ERIC: Kurt, why are we having this debate? I thought we had been over this multiple times about how important classroom, which involves textbooks, training is. In college, we worked out of textbooks; we didn’t do field training. There are too many variables that get thrown in the mix when you do field training. The best thing to do is get everyone trained the same way out of a textbook so there aren’t gray areas.
KURT: Just how long have you been out of the field? “No gray areas?” Really? Pest control has tons of gray areas, and there are a lot of conditions you can’t teach out of a book. To capture something out of a book and try to take it into a real-life situation is tough. And not just taking care of the pest, but also how to interact with customers. That is why field training is, by far, the best. How big do you want the textbook to be? It would take a huge textbook to capture all of the situations you could run into. For example, what happens when a customer has a newborn baby, children or pets? What about when you can’t find where an ant colony is coming from? The list goes on and on.

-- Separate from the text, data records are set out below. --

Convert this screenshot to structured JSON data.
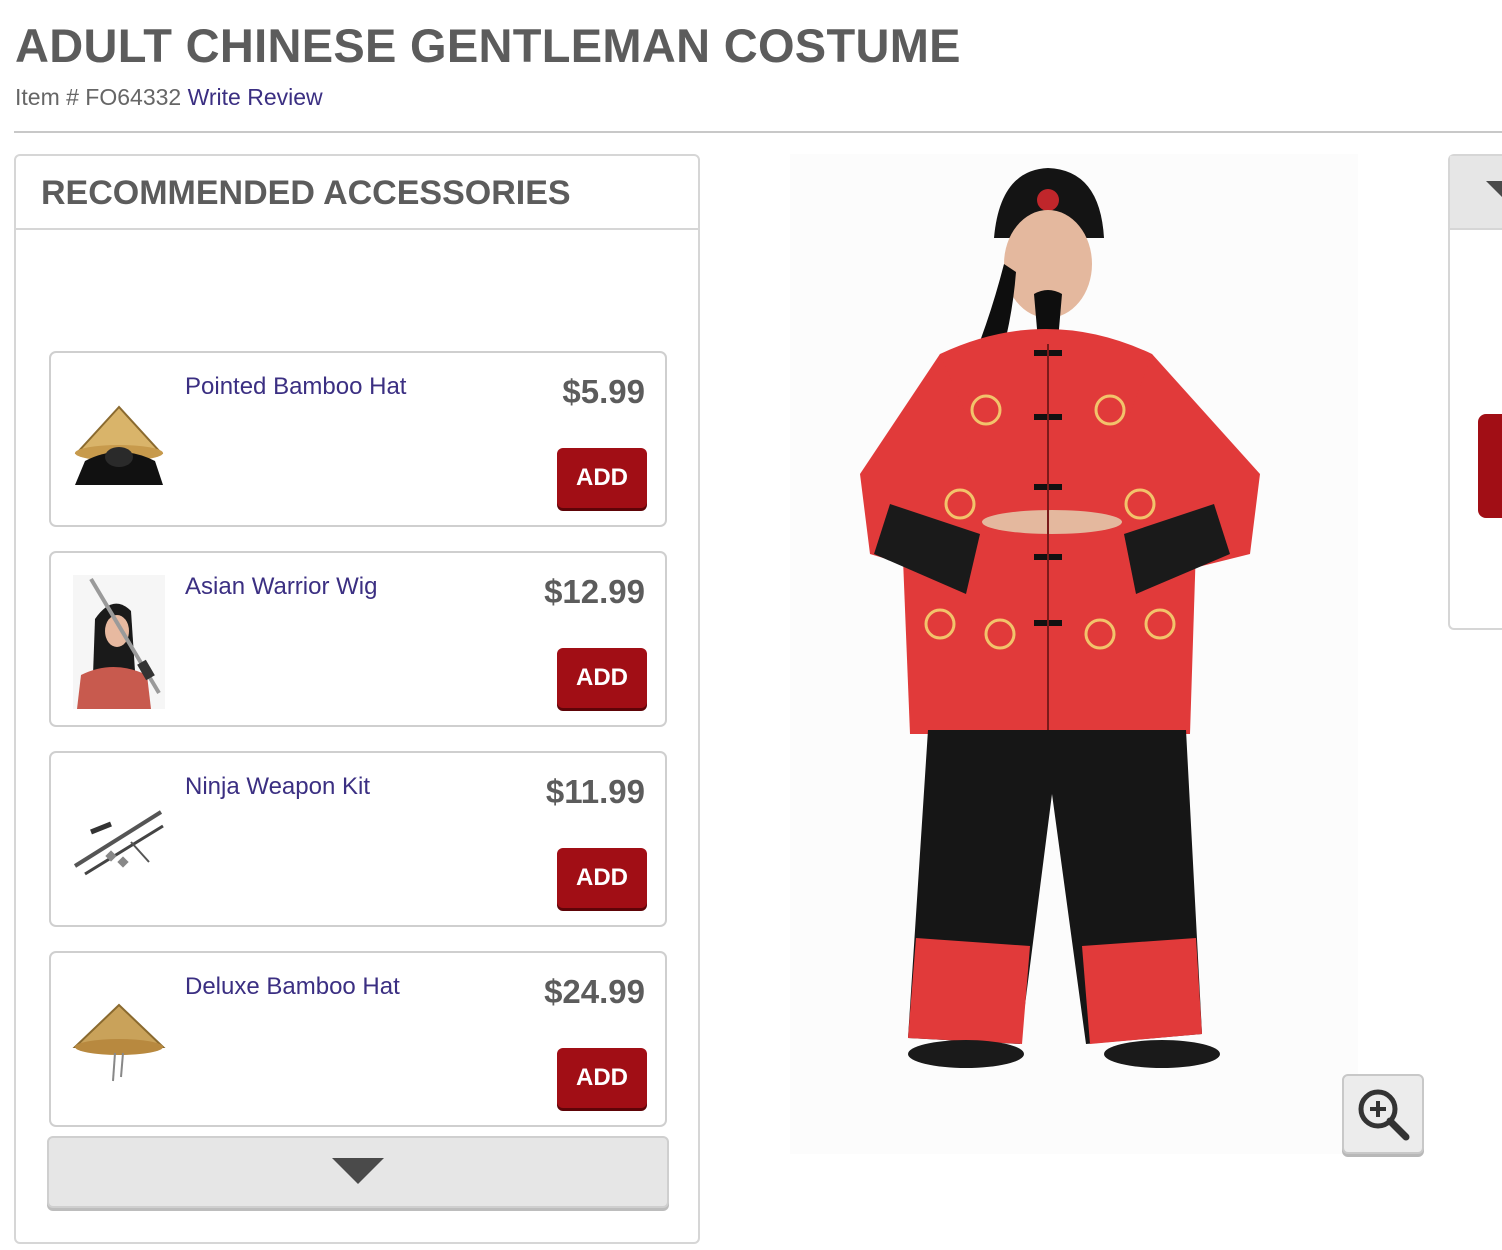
{
  "product": {
    "title": "ADULT CHINESE GENTLEMAN COSTUME",
    "item_label": "Item # FO64332",
    "write_review": "Write Review",
    "image_icon": "costume-photo"
  },
  "accessories": {
    "heading": "RECOMMENDED ACCESSORIES",
    "add_label": "ADD",
    "items": [
      {
        "name": "Pointed Bamboo Hat",
        "price": "$5.99",
        "icon": "bamboo-hat-thumbnail"
      },
      {
        "name": "Asian Warrior Wig",
        "price": "$12.99",
        "icon": "warrior-wig-thumbnail"
      },
      {
        "name": "Ninja Weapon Kit",
        "price": "$11.99",
        "icon": "weapon-kit-thumbnail"
      },
      {
        "name": "Deluxe Bamboo Hat",
        "price": "$24.99",
        "icon": "deluxe-hat-thumbnail"
      }
    ],
    "scroll_icon": "chevron-down-icon"
  },
  "controls": {
    "zoom_icon": "zoom-in-icon"
  },
  "colors": {
    "brand_red": "#a10e15",
    "link_purple": "#3b2f82",
    "heading_gray": "#5c5c5c"
  }
}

ERIC: Easy! Those things can be easily explained in a textbook.
KURT: You’re missing the point. How often do you see two houses that look exactly the same and have the exact same conditions?
ERIC: Well… spec houses! But you’re right; everyone lives differently and has different landscaping. I guess no two restaurants are the same, either. You know — some restaurants are spotless and then there are the ones we would never eat at.
KURT: See? There are so many obstacles and different circumstances you run into in the field, you can’t possibly train only out of a textbook.
ERIC: OK, I see what you are saying, but what about our debate in the March issue, where you were saying virtual reality was the way to go?
KURT: That is an important tool that is more like in-the-field training. It’s not reading out of a boring textbook. I mean, come on, you know how you learn best — hands-on.
ERIC: OK, OK, you make a good point. I just want to make sure everyone is on the same page. Not having a tangible metric of training worries me. Like I said in March, that is why classroom training is so important. It equips the techs with the knowledge they need to go do their jobs.
KURT: I’ll give it to you that for the state pesticide license test, yes, training in a classroom with a textbook is probably needed. And a textbook can be a good reference to confirm a hunch for identification, for example. But to train on our processes and protocol — you can’t teach that in a classroom in a textbook. We can write down bullet points and go over them, but it is putting them into action and arming the techs with the knowledge to figure it out. We would never get techs out of training if we trained them out of a textbook for every possible situation they could run into.
ERIC: I guess you’re right again. We can use a hybrid then, right? We have to train out of the textbook a little bit, but ultimately being out in the field with the techs is what is going to give them the best training.
KURT: Once again, it’s starting to sink in with you … finally.